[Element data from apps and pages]
=-=-=

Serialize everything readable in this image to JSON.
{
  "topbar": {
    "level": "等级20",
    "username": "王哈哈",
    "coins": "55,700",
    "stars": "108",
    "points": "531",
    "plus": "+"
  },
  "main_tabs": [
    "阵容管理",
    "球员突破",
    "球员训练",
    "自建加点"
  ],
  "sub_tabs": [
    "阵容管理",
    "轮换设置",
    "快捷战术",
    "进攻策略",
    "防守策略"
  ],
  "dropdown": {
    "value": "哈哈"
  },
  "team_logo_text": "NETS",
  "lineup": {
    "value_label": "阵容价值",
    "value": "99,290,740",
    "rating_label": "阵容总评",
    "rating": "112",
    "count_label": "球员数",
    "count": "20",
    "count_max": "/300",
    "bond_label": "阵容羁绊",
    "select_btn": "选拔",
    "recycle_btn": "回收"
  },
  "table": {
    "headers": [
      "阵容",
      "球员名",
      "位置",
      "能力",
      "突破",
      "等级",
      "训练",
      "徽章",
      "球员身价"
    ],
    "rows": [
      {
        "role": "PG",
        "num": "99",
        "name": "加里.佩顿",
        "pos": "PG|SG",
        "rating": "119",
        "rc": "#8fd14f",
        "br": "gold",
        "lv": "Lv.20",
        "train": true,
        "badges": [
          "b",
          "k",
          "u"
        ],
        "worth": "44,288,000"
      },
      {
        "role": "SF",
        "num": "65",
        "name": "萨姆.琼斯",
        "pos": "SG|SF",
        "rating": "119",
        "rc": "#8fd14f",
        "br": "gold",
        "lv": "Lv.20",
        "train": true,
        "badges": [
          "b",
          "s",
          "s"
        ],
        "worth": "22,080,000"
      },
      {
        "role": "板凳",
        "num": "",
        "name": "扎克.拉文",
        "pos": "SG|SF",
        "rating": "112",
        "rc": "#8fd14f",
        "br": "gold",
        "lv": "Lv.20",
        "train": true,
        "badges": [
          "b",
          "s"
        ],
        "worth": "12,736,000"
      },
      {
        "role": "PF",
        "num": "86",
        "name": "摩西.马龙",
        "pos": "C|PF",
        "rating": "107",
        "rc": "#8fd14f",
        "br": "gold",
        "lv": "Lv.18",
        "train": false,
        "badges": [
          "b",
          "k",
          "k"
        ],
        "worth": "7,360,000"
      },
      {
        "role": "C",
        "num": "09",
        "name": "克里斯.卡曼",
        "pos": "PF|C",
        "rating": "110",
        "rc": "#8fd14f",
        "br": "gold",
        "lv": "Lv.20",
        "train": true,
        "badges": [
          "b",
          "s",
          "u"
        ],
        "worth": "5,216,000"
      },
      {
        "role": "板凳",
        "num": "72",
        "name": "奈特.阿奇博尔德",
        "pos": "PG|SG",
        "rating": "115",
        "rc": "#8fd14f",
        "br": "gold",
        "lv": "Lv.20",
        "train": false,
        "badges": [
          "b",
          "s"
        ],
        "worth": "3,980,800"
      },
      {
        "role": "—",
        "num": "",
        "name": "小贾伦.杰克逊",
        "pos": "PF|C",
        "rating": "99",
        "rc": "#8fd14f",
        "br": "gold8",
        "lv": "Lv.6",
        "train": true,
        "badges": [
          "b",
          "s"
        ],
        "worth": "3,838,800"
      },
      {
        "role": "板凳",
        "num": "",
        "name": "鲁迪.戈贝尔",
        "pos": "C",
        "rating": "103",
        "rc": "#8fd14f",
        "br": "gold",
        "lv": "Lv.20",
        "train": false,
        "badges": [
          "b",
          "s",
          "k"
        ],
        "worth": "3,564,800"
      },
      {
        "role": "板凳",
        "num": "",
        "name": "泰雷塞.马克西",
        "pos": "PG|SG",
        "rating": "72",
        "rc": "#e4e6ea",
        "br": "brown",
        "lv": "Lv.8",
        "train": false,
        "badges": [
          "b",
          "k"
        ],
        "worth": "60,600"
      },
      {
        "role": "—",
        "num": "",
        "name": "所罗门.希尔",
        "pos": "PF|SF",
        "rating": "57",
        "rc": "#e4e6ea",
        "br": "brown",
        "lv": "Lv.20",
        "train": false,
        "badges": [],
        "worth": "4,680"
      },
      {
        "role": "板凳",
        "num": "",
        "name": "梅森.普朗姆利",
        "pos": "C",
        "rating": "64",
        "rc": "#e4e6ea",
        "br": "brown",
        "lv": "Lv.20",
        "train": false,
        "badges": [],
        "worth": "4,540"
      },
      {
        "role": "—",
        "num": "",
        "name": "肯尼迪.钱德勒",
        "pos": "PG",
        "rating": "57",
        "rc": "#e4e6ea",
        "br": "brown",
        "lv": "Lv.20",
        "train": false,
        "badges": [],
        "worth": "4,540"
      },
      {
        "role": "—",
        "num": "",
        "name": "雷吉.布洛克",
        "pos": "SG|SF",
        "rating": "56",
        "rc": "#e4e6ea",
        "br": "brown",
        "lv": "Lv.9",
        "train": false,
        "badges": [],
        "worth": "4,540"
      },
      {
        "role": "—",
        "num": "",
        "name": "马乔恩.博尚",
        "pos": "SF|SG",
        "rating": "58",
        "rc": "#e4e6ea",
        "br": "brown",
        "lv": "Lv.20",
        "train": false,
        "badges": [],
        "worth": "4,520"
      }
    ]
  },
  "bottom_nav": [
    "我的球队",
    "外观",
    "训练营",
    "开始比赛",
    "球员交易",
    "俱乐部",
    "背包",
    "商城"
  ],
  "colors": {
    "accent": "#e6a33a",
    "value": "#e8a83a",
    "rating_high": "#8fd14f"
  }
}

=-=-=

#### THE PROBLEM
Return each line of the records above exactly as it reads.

#### WORKED SOLUTION
Serialize everything readable in this image to JSON.
{
  "topbar": {
    "level": "等级20",
    "username": "王哈哈",
    "coins": "55,700",
    "stars": "108",
    "points": "531",
    "plus": "+"
  },
  "main_tabs": [
    "阵容管理",
    "球员突破",
    "球员训练",
    "自建加点"
  ],
  "sub_tabs": [
    "阵容管理",
    "轮换设置",
    "快捷战术",
    "进攻策略",
    "防守策略"
  ],
  "dropdown": {
    "value": "哈哈"
  },
  "team_logo_text": "NETS",
  "lineup": {
    "value_label": "阵容价值",
    "value": "99,290,740",
    "rating_label": "阵容总评",
    "rating": "112",
    "count_label": "球员数",
    "count": "20",
    "count_max": "/300",
    "bond_label": "阵容羁绊",
    "select_btn": "选拔",
    "recycle_btn": "回收"
  },
  "table": {
    "headers": [
      "阵容",
      "球员名",
      "位置",
      "能力",
      "突破",
      "等级",
      "训练",
      "徽章",
      "球员身价"
    ],
    "rows": [
      {
        "role": "PG",
        "num": "99",
        "name": "加里.佩顿",
        "pos": "PG|SG",
        "rating": "119",
        "rc": "#8fd14f",
        "br": "gold",
        "lv": "Lv.20",
        "train": true,
        "badges": [
          "b",
          "k",
          "u"
        ],
        "worth": "44,288,000"
      },
      {
        "role": "SF",
        "num": "65",
        "name": "萨姆.琼斯",
        "pos": "SG|SF",
        "rating": "119",
        "rc": "#8fd14f",
        "br": "gold",
        "lv": "Lv.20",
        "train": true,
        "badges": [
          "b",
          "s",
          "s"
        ],
        "worth": "22,080,000"
      },
      {
        "role": "板凳",
        "num": "",
        "name": "扎克.拉文",
        "pos": "SG|SF",
        "rating": "112",
        "rc": "#8fd14f",
        "br": "gold",
        "lv": "Lv.20",
        "train": true,
        "badges": [
          "b",
          "s"
        ],
        "worth": "12,736,000"
      },
      {
        "role": "PF",
        "num": "86",
        "name": "摩西.马龙",
        "pos": "C|PF",
        "rating": "107",
        "rc": "#8fd14f",
        "br": "gold",
        "lv": "Lv.18",
        "train": false,
        "badges": [
          "b",
          "k",
          "k"
        ],
        "worth": "7,360,000"
      },
      {
        "role": "C",
        "num": "09",
        "name": "克里斯.卡曼",
        "pos": "PF|C",
        "rating": "110",
        "rc": "#8fd14f",
        "br": "gold",
        "lv": "Lv.20",
        "train": true,
        "badges": [
          "b",
          "s",
          "u"
        ],
        "worth": "5,216,000"
      },
      {
        "role": "板凳",
        "num": "72",
        "name": "奈特.阿奇博尔德",
        "pos": "PG|SG",
        "rating": "115",
        "rc": "#8fd14f",
        "br": "gold",
        "lv": "Lv.20",
        "train": false,
        "badges": [
          "b",
          "s"
        ],
        "worth": "3,980,800"
      },
      {
        "role": "—",
        "num": "",
        "name": "小贾伦.杰克逊",
        "pos": "PF|C",
        "rating": "99",
        "rc": "#8fd14f",
        "br": "gold8",
        "lv": "Lv.6",
        "train": true,
        "badges": [
          "b",
          "s"
        ],
        "worth": "3,838,800"
      },
      {
        "role": "板凳",
        "num": "",
        "name": "鲁迪.戈贝尔",
        "pos": "C",
        "rating": "103",
        "rc": "#8fd14f",
        "br": "gold",
        "lv": "Lv.20",
        "train": false,
        "badges": [
          "b",
          "s",
          "k"
        ],
        "worth": "3,564,800"
      },
      {
        "role": "板凳",
        "num": "",
        "name": "泰雷塞.马克西",
        "pos": "PG|SG",
        "rating": "72",
        "rc": "#e4e6ea",
        "br": "brown",
        "lv": "Lv.8",
        "train": false,
        "badges": [
          "b",
          "k"
        ],
        "worth": "60,600"
      },
      {
        "role": "—",
        "num": "",
        "name": "所罗门.希尔",
        "pos": "PF|SF",
        "rating": "57",
        "rc": "#e4e6ea",
        "br": "brown",
        "lv": "Lv.20",
        "train": false,
        "badges": [],
        "worth": "4,680"
      },
      {
        "role": "板凳",
        "num": "",
        "name": "梅森.普朗姆利",
        "pos": "C",
        "rating": "64",
        "rc": "#e4e6ea",
        "br": "brown",
        "lv": "Lv.20",
        "train": false,
        "badges": [],
        "worth": "4,540"
      },
      {
        "role": "—",
        "num": "",
        "name": "肯尼迪.钱德勒",
        "pos": "PG",
        "rating": "57",
        "rc": "#e4e6ea",
        "br": "brown",
        "lv": "Lv.20",
        "train": false,
        "badges": [],
        "worth": "4,540"
      },
      {
        "role": "—",
        "num": "",
        "name": "雷吉.布洛克",
        "pos": "SG|SF",
        "rating": "56",
        "rc": "#e4e6ea",
        "br": "brown",
        "lv": "Lv.9",
        "train": false,
        "badges": [],
        "worth": "4,540"
      },
      {
        "role": "—",
        "num": "",
        "name": "马乔恩.博尚",
        "pos": "SF|SG",
        "rating": "58",
        "rc": "#e4e6ea",
        "br": "brown",
        "lv": "Lv.20",
        "train": false,
        "badges": [],
        "worth": "4,520"
      }
    ]
  },
  "bottom_nav": [
    "我的球队",
    "外观",
    "训练营",
    "开始比赛",
    "球员交易",
    "俱乐部",
    "背包",
    "商城"
  ],
  "colors": {
    "accent": "#e6a33a",
    "value": "#e8a83a",
    "rating_high": "#8fd14f"
  }
}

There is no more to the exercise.